While reading Diane [Gudat]’s article [“What Are Parents Thinking?!” Dance Studio Life, December 2007], I was either crying from laughing so hard or cheering! Thanks for the chuckles, and yes, it does make me feel better to know that others are suffering from being subjected to the same parental madness! My office staff wants to change the schedule to read: “Advanced Ballet 1, Advanced Ballet 2, Advanced Ballet 3,” etc. That way [the students] can all be advanced!
Your magazine has surpassed all magazines. It is wonderful, a collector’s item. I tear out articles in other magazines, but yours stays intact and I save the whole thing for future reference. I would also like to thank you for the articles on older teachers and selling, etc. [Studio Owners in Transition, Dance Studio Life, October 2007]. They have become invaluable in my decision to downsize. Thank you so much for the inspiration. After 30-odd years of running a studio I am focusing again on what I really want to do, and that is teach dance.
Great article by Nancy Wozny [“Two Worlds, One Dance Planet,” Dance Studio Life, October 2007]. I don’t think I would have my job if we did not have forward thinkers like [Houston Ballet artistic director] Stanton Welch. I came from a studio background and now run one of the largest schools in the U.S. The lines are definitely blurred as we evolve and mesh the best of both worlds, commercial and not-for-profit, as well as university life. As a leader in the field and one who has seen thousands of dancers as I recruit, I am amazed at how versatile students are now, and that is due to teachers in both studio schools and professional schools acknowledging the value of one another.
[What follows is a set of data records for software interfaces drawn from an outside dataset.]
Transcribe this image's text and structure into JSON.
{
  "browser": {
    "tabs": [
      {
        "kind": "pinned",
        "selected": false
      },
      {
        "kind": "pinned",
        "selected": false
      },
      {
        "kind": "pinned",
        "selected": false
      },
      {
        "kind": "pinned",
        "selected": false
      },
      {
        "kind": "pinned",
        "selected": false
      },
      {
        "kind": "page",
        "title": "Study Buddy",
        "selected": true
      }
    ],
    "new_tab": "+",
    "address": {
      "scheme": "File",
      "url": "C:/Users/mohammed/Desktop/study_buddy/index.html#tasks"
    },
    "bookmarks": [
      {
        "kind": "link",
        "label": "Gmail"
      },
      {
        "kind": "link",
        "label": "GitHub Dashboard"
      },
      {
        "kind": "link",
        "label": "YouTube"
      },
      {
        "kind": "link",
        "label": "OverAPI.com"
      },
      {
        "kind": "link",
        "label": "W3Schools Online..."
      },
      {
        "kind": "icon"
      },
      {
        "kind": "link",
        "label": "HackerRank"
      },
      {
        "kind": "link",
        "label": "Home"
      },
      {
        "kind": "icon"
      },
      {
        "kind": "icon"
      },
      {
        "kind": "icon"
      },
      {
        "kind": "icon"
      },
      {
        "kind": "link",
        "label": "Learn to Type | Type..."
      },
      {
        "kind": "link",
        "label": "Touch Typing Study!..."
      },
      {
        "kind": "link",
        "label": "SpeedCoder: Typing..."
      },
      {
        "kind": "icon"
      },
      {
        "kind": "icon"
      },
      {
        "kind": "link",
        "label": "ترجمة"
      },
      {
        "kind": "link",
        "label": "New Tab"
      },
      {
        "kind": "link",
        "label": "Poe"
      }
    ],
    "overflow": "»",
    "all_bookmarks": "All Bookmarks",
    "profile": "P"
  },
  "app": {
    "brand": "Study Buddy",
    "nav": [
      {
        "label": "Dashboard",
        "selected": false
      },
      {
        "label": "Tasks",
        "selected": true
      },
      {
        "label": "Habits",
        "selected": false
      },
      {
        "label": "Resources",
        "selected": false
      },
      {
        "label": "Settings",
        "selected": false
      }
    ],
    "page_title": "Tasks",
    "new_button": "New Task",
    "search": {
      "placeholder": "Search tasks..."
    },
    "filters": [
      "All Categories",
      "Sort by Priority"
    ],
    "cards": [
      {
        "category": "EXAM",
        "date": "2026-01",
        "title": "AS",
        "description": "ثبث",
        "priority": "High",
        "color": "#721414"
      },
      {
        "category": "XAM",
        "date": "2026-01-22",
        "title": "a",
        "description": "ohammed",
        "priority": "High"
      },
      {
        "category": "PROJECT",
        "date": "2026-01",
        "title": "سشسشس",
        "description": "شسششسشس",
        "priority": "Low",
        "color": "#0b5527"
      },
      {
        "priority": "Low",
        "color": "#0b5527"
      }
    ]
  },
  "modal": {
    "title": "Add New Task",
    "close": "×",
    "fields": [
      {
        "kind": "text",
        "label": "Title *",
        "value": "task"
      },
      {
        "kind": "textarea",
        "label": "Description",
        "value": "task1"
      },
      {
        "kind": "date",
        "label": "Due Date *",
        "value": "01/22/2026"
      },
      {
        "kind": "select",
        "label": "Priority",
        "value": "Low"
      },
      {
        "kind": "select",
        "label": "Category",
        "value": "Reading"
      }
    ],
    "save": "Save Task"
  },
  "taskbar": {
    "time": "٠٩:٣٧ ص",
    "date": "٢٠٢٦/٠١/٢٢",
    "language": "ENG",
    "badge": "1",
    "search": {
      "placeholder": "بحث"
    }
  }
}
I want to thank you particularly for the article [“Middle School Girls Gone Wild,” July 2007] about the indecency in some dance performances. I was glad to see that someone else shares my disgust at the current trends in dance. It seems to be what audiences crave; the scantily clad students, some as young as 5 and 6, are rewarded for their efforts with thunderous applause! This season we lost our entire senior class of students to a studio that promotes that style of dance. I’ve been a studio owner for 11 years and have always been conscious of the fact that our young students are naïve and innocent. We strive to allow them to remain children as long as possible. My mantra has always been that I know they are going to be exposed to lewd and inappropriate lyrics, as well as choreography, in music, on TV, the Internet, and even at school. However, it doesn’t have to be within my walls.
Just wanted to applaud you on the new look of the magazine. It’s professional, sleek, and truly fabulous. I know a lot of very hard work went into the redesign and I’m sure that you are proud, and you should be. Very, very well done!